■ PROVIDED MATERIAL ■
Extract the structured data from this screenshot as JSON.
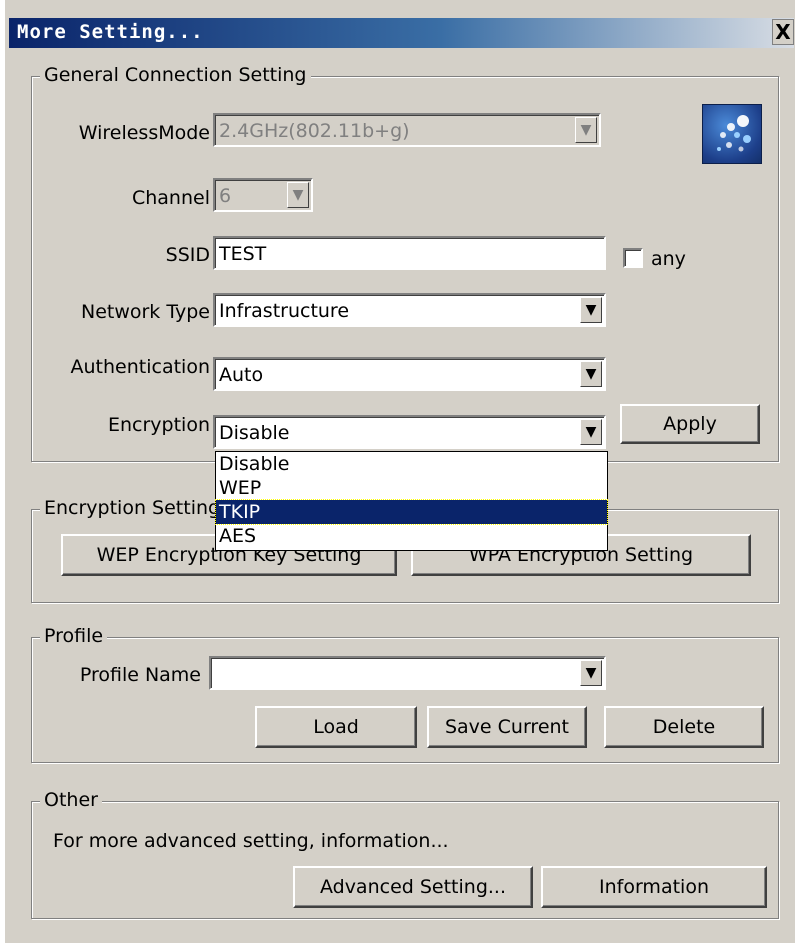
{
  "window": {
    "title": "More Setting...",
    "close_symbol": "X"
  },
  "general": {
    "legend": "General Connection Setting",
    "wireless_mode": {
      "label": "WirelessMode",
      "value": "2.4GHz(802.11b+g)"
    },
    "channel": {
      "label": "Channel",
      "value": "6"
    },
    "ssid": {
      "label": "SSID",
      "value": "TEST",
      "any_label": "any",
      "any_checked": false
    },
    "network_type": {
      "label": "Network Type",
      "value": "Infrastructure"
    },
    "authentication": {
      "label": "Authentication",
      "value": "Auto"
    },
    "encryption": {
      "label": "Encryption",
      "value": "Disable",
      "options": [
        "Disable",
        "WEP",
        "TKIP",
        "AES"
      ],
      "highlighted": "TKIP"
    },
    "apply_label": "Apply"
  },
  "encryption_setting": {
    "legend": "Encryption Setting",
    "wep_button": "WEP Encryption Key Setting",
    "wpa_button": "WPA Encryption Setting"
  },
  "profile": {
    "legend": "Profile",
    "name_label": "Profile Name",
    "name_value": "",
    "load_label": "Load",
    "save_label": "Save Current",
    "delete_label": "Delete"
  },
  "other": {
    "legend": "Other",
    "description": "For more advanced setting, information...",
    "advanced_label": "Advanced Setting...",
    "information_label": "Information"
  },
  "icons": {
    "arrow": "▼",
    "logo": "wireless-logo-icon"
  },
  "colors": {
    "face": "#d4d0c8",
    "title_start": "#0a246a",
    "highlight": "#0a246a"
  }
}
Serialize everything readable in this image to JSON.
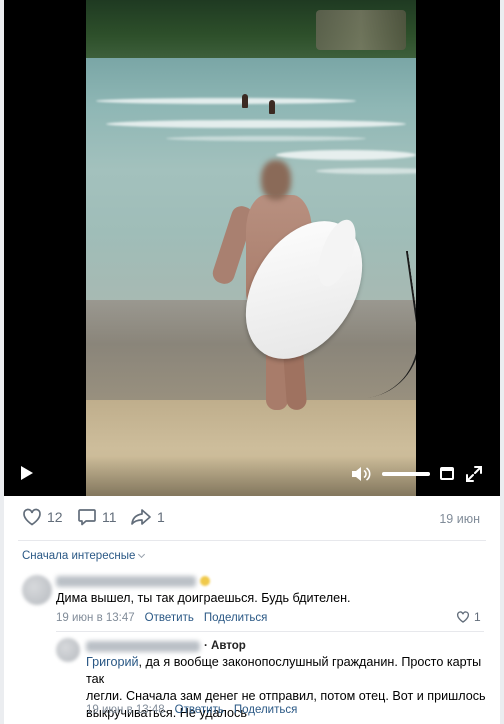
{
  "post": {
    "likes": "12",
    "comments": "11",
    "shares": "1",
    "date": "19 июн"
  },
  "video": {
    "volume_level": 1.0
  },
  "comments": {
    "sort_label": "Сначала интересные",
    "items": [
      {
        "text": "Дима вышел, ты так доиграешься. Будь бдителен.",
        "time": "19 июн в 13:47",
        "reply_label": "Ответить",
        "share_label": "Поделиться",
        "likes": "1"
      }
    ],
    "reply": {
      "badge": "· Автор",
      "mention": "Григорий",
      "text_line1": ", да я вообще законопослушный гражданин. Просто карты так",
      "text_line2": "легли. Сначала зам денег не отправил, потом отец. Вот и пришлось",
      "text_line3": "выкручиваться. Не удалось",
      "time": "19 июн в 13:48",
      "reply_label": "Ответить",
      "share_label": "Поделиться"
    }
  },
  "colors": {
    "link": "#2a5885",
    "muted": "#818c99",
    "icon": "#626d7a"
  }
}
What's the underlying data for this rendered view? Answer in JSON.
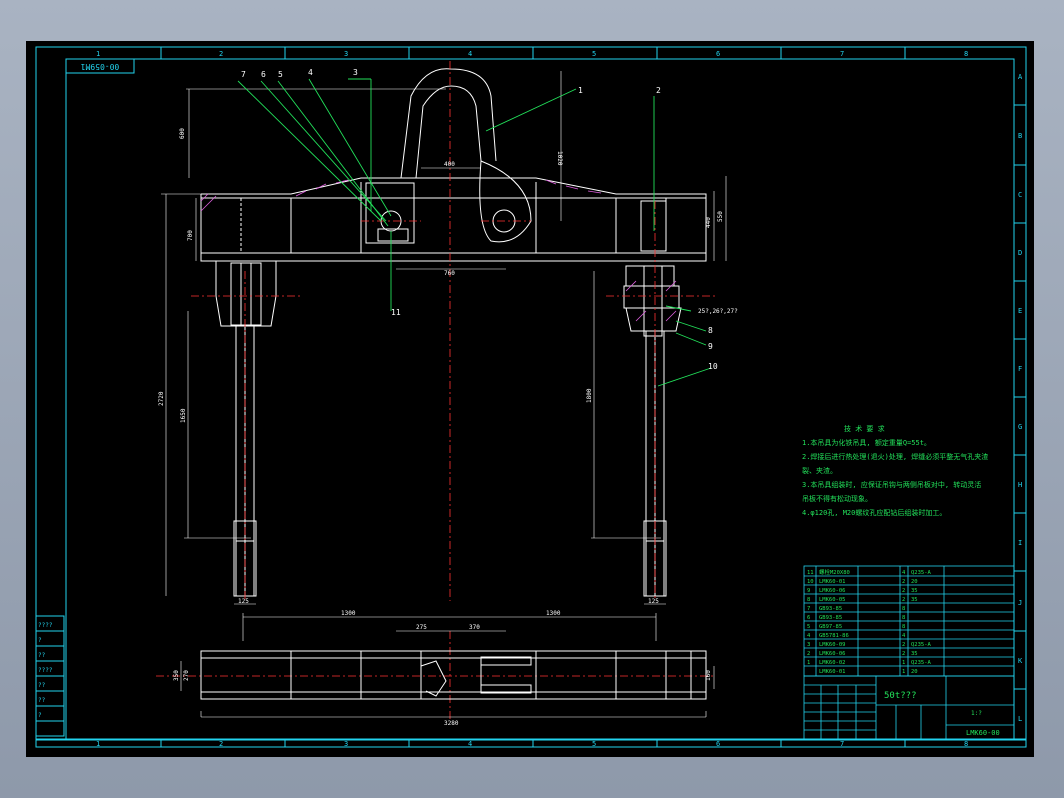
{
  "drawing_code_flipped": "00-059M1",
  "zone_columns": [
    "1",
    "2",
    "3",
    "4",
    "5",
    "6",
    "7",
    "8"
  ],
  "zone_rows": [
    "A",
    "B",
    "C",
    "D",
    "E",
    "F",
    "G",
    "H",
    "I",
    "J",
    "K",
    "L"
  ],
  "balloons": [
    "7",
    "6",
    "5",
    "4",
    "3",
    "1",
    "2",
    "11",
    "8",
    "9",
    "10"
  ],
  "dimensions": {
    "d600": "600",
    "d400": "400",
    "d1020": "1020",
    "d440": "440",
    "d550": "550",
    "d700": "700",
    "d760": "760",
    "d2720": "2720",
    "d1650": "1650",
    "d1800": "1800",
    "d125a": "125",
    "d125b": "125",
    "thread": "25?,26?,27?",
    "d1300a": "1300",
    "d1300b": "1300",
    "d275": "275",
    "d370": "370",
    "d350": "350",
    "d270": "270",
    "d160": "160",
    "d3280": "3280"
  },
  "notes": {
    "heading": "技 术 要 求",
    "lines": [
      "1.本吊具为化铁吊具, 额定重量Q=55t。",
      "2.焊接后进行热处理(退火)处理, 焊缝必须平整无气孔夹渣",
      "裂、夹渣。",
      "3.本吊具组装时, 应保证吊钩与两侧吊板对中, 转动灵活",
      "吊板不得有松动现象。",
      "4.φ120孔, M20螺纹孔应配钻后组装时加工。"
    ]
  },
  "bom": [
    [
      "11",
      "螺栓M20X80",
      "4",
      "Q235-A"
    ],
    [
      "10",
      "LMK60-01",
      "2",
      "20"
    ],
    [
      "9",
      "LMK60-06",
      "2",
      "35"
    ],
    [
      "8",
      "LMK60-05",
      "2",
      "35"
    ],
    [
      "7",
      "GB93-85",
      "8",
      ""
    ],
    [
      "6",
      "GB93-85",
      "8",
      ""
    ],
    [
      "5",
      "GB97-85",
      "8",
      ""
    ],
    [
      "4",
      "GB5781-86",
      "4",
      ""
    ],
    [
      "3",
      "LMK60-09",
      "2",
      "Q235-A"
    ],
    [
      "2",
      "LMK60-06",
      "2",
      "35"
    ],
    [
      "1",
      "LMK60-02",
      "1",
      "Q235-A"
    ],
    [
      "",
      "LMK60-01",
      "1",
      "20"
    ]
  ],
  "title_block": {
    "name": "50t???",
    "scale": "1:?",
    "drawing_no": "LMK60-00"
  },
  "left_strip": [
    "????",
    "?",
    "??",
    "????",
    "??",
    "??",
    "?"
  ]
}
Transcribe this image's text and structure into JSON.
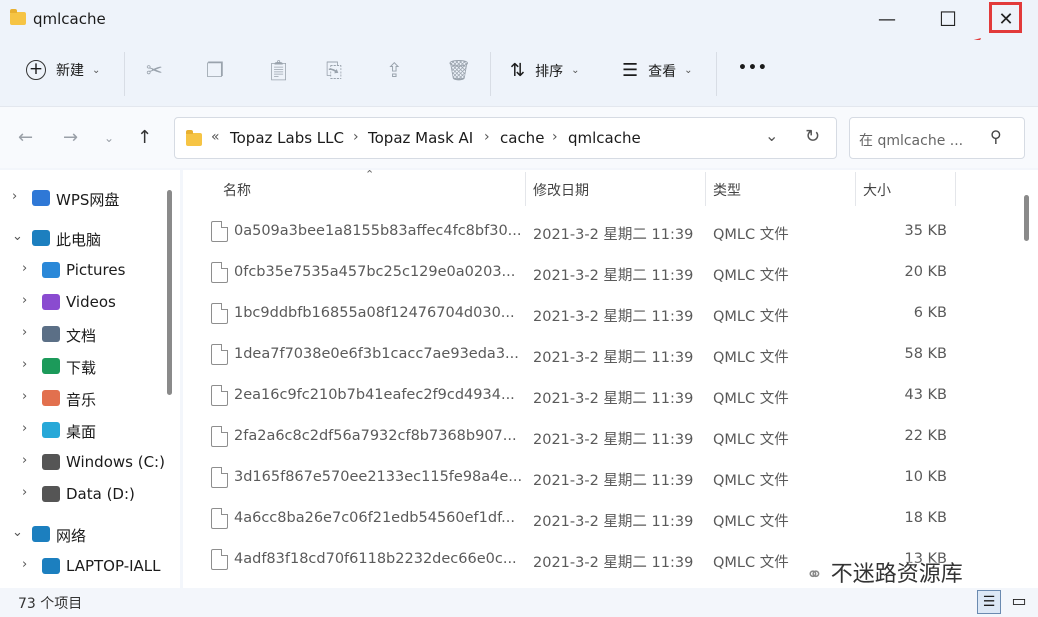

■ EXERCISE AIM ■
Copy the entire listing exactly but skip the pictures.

■ FINISHED TASK ■
Extract the structured data from this screenshot as JSON.
{
  "window": {
    "title": "More Setting...",
    "close_symbol": "X"
  },
  "general": {
    "legend": "General Connection Setting",
    "wireless_mode": {
      "label": "WirelessMode",
      "value": "2.4GHz(802.11b+g)"
    },
    "channel": {
      "label": "Channel",
      "value": "6"
    },
    "ssid": {
      "label": "SSID",
      "value": "TEST",
      "any_label": "any",
      "any_checked": false
    },
    "network_type": {
      "label": "Network Type",
      "value": "Infrastructure"
    },
    "authentication": {
      "label": "Authentication",
      "value": "Auto"
    },
    "encryption": {
      "label": "Encryption",
      "value": "Disable",
      "options": [
        "Disable",
        "WEP",
        "TKIP",
        "AES"
      ],
      "highlighted": "TKIP"
    },
    "apply_label": "Apply"
  },
  "encryption_setting": {
    "legend": "Encryption Setting",
    "wep_button": "WEP Encryption Key Setting",
    "wpa_button": "WPA Encryption Setting"
  },
  "profile": {
    "legend": "Profile",
    "name_label": "Profile Name",
    "name_value": "",
    "load_label": "Load",
    "save_label": "Save Current",
    "delete_label": "Delete"
  },
  "other": {
    "legend": "Other",
    "description": "For more advanced setting, information...",
    "advanced_label": "Advanced Setting...",
    "information_label": "Information"
  },
  "icons": {
    "arrow": "▼",
    "logo": "wireless-logo-icon"
  },
  "colors": {
    "face": "#d4d0c8",
    "title_start": "#0a246a",
    "highlight": "#0a246a"
  }
}
Serialize everything readable in this image to JSON.
{
  "post": {
    "likes": "12",
    "comments": "11",
    "shares": "1",
    "date": "19 июн"
  },
  "video": {
    "volume_level": 1.0
  },
  "comments": {
    "sort_label": "Сначала интересные",
    "items": [
      {
        "text": "Дима вышел, ты так доиграешься. Будь бдителен.",
        "time": "19 июн в 13:47",
        "reply_label": "Ответить",
        "share_label": "Поделиться",
        "likes": "1"
      }
    ],
    "reply": {
      "badge": "· Автор",
      "mention": "Григорий",
      "text_line1": ", да я вообще законопослушный гражданин. Просто карты так",
      "text_line2": "легли. Сначала зам денег не отправил, потом отец. Вот и пришлось",
      "text_line3": "выкручиваться. Не удалось",
      "time": "19 июн в 13:48",
      "reply_label": "Ответить",
      "share_label": "Поделиться"
    }
  },
  "colors": {
    "link": "#2a5885",
    "muted": "#818c99",
    "icon": "#626d7a"
  }
}
What's the underlying data for this rendered view? Answer in JSON.
{
  "drawing_code_flipped": "00-059M1",
  "zone_columns": [
    "1",
    "2",
    "3",
    "4",
    "5",
    "6",
    "7",
    "8"
  ],
  "zone_rows": [
    "A",
    "B",
    "C",
    "D",
    "E",
    "F",
    "G",
    "H",
    "I",
    "J",
    "K",
    "L"
  ],
  "balloons": [
    "7",
    "6",
    "5",
    "4",
    "3",
    "1",
    "2",
    "11",
    "8",
    "9",
    "10"
  ],
  "dimensions": {
    "d600": "600",
    "d400": "400",
    "d1020": "1020",
    "d440": "440",
    "d550": "550",
    "d700": "700",
    "d760": "760",
    "d2720": "2720",
    "d1650": "1650",
    "d1800": "1800",
    "d125a": "125",
    "d125b": "125",
    "thread": "25?,26?,27?",
    "d1300a": "1300",
    "d1300b": "1300",
    "d275": "275",
    "d370": "370",
    "d350": "350",
    "d270": "270",
    "d160": "160",
    "d3280": "3280"
  },
  "notes": {
    "heading": "技 术 要 求",
    "lines": [
      "1.本吊具为化铁吊具, 额定重量Q=55t。",
      "2.焊接后进行热处理(退火)处理, 焊缝必须平整无气孔夹渣",
      "裂、夹渣。",
      "3.本吊具组装时, 应保证吊钩与两侧吊板对中, 转动灵活",
      "吊板不得有松动现象。",
      "4.φ120孔, M20螺纹孔应配钻后组装时加工。"
    ]
  },
  "bom": [
    [
      "11",
      "螺栓M20X80",
      "4",
      "Q235-A"
    ],
    [
      "10",
      "LMK60-01",
      "2",
      "20"
    ],
    [
      "9",
      "LMK60-06",
      "2",
      "35"
    ],
    [
      "8",
      "LMK60-05",
      "2",
      "35"
    ],
    [
      "7",
      "GB93-85",
      "8",
      ""
    ],
    [
      "6",
      "GB93-85",
      "8",
      ""
    ],
    [
      "5",
      "GB97-85",
      "8",
      ""
    ],
    [
      "4",
      "GB5781-86",
      "4",
      ""
    ],
    [
      "3",
      "LMK60-09",
      "2",
      "Q235-A"
    ],
    [
      "2",
      "LMK60-06",
      "2",
      "35"
    ],
    [
      "1",
      "LMK60-02",
      "1",
      "Q235-A"
    ],
    [
      "",
      "LMK60-01",
      "1",
      "20"
    ]
  ],
  "title_block": {
    "name": "50t???",
    "scale": "1:?",
    "drawing_no": "LMK60-00"
  },
  "left_strip": [
    "????",
    "?",
    "??",
    "????",
    "??",
    "??",
    "?"
  ]
}
Transcribe this image's text and structure into JSON.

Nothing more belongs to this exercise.